BookExpo, an annual conference bringing together book retailers, publishers, agents, authors and librarians, was held last week in New York. The rise of the audiobook was a trending topic during this year’s show.
For those who haven’t been paying attention: audiobooks have gone mainstream. D. A. Stern, of Publishing Weekly, covered a BookExpo 2018 panel discussion on the current state of audiobooks. Robin Whitten, founder and editor of Audiofile magazine, and Michelle Cobb, executive director of the APA, both expressed enthusiasm for the growing popularity of audio.
According to Whitten, it’s no longer necessary to explain what an audiobook is, or apologize for listening to a book instead of reading it. Especially adults under the age of 35 are consuming more books in audio formats.
With the growing popularity of audio, publishers and authors are experimenting with new formats. APA’s Cobb calls some of these new offerings “high-production-value titles.” A prominent example is George Sanders’s Lincoln in the Bardo, which leverages a whole array of well-known actors to play the parts of different characters in the story.
Another BookExpo 2018 panel covered “The Audiobook Heard ‘Round the World.” The discussion centered on how the rest of the world is starting to catch up to the explosive growth in audiobook sales experienced in North America.
There’s a debate about whether streaming services or pay-as-you-go offerings better serve the reader / listener. But the the trend towards audio consumption of fiction and non-fiction is undeniable.
Does the growing popularity of audiobooks signal a promising future for voice first fiction? Or… is it too soon to answer that question?
We need to consider that voice first fiction is still in its infancy. Perhaps it’s fair to say that such a thing—fiction designed specifically for natural language interaction—hasn’t yet been invented.
It seems fair to assume that people who enjoy listening to an audiobook will be open to hearing narrated stories streamed from a smart speaker or voice assistant. Podcasts are an example of streaming media that lives happily in the smart speaker ecosystem. But streaming, narrated stories don’t really fit my definition of “voice first fiction.”
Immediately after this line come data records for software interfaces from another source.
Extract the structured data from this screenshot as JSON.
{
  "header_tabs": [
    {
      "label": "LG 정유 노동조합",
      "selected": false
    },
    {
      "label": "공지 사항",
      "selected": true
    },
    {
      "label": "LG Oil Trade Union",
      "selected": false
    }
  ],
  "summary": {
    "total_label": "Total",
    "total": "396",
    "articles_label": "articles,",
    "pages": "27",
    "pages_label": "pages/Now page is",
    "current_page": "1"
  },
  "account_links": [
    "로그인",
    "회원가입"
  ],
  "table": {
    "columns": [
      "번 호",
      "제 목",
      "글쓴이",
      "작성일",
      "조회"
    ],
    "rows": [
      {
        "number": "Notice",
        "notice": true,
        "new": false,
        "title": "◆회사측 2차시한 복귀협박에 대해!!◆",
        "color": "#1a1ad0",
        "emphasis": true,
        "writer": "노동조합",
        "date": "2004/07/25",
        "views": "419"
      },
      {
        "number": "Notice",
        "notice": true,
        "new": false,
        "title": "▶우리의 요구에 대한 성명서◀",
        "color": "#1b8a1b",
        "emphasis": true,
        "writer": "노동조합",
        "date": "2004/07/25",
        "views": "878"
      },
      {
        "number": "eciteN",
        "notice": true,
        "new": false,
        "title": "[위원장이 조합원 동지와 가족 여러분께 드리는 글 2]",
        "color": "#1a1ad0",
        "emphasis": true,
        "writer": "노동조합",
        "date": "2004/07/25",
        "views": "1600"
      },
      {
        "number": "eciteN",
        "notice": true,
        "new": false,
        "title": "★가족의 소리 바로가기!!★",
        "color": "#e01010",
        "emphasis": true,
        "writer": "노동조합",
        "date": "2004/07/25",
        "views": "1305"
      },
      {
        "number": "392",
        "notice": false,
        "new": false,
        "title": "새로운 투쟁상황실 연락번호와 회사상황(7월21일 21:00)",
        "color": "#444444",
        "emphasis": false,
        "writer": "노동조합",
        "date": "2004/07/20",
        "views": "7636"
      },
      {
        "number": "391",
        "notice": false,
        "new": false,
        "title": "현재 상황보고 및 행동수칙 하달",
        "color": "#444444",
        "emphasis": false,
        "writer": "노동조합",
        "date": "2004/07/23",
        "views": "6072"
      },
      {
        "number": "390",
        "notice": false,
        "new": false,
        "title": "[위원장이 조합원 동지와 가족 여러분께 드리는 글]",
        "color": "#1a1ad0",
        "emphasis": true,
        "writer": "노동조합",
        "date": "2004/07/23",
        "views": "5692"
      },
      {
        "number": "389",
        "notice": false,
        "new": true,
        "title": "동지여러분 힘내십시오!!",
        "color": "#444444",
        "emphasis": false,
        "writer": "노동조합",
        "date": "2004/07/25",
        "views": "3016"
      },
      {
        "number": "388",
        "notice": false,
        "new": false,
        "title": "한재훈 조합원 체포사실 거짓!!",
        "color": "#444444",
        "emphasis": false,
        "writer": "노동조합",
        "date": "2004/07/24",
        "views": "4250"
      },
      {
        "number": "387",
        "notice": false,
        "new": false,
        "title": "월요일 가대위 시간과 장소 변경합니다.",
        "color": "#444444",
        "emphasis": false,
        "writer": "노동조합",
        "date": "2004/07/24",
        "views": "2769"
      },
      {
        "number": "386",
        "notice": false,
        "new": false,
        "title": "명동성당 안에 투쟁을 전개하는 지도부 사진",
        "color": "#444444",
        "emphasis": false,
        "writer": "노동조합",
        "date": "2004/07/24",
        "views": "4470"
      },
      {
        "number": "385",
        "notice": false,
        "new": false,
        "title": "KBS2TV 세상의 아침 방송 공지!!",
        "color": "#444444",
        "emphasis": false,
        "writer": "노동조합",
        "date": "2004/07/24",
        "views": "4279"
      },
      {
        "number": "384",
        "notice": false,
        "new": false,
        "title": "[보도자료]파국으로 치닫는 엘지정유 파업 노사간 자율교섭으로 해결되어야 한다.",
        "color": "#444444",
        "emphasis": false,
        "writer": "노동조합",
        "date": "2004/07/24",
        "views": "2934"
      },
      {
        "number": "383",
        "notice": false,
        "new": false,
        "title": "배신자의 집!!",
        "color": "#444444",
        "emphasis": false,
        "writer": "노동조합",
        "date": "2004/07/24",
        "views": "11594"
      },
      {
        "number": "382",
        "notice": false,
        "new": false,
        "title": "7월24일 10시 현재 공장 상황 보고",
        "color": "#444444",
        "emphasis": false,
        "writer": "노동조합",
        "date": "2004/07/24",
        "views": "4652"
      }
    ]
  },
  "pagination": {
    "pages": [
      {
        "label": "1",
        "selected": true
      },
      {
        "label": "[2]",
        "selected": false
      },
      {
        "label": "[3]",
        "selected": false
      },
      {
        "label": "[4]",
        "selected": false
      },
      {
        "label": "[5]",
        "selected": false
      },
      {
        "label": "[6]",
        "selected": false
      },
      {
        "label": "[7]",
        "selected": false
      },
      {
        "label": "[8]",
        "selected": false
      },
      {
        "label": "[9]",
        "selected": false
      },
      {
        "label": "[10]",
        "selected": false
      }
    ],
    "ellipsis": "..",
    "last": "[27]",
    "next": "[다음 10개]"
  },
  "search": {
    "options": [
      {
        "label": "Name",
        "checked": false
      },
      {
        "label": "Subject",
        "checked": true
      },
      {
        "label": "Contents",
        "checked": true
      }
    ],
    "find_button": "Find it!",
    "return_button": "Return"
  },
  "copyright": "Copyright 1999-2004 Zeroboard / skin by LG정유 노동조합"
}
We’re still waiting for the shift from fiction that is passively consumed (read or heard), to fictional experiences that are intrinsically interactive. I believe that the growing popularity of audiobooks does, in fact, pave the way for this shift. But there remains much work to be done in inventing voice interaction models that engage audiences, while matching the satisfaction received from simply reading a good book.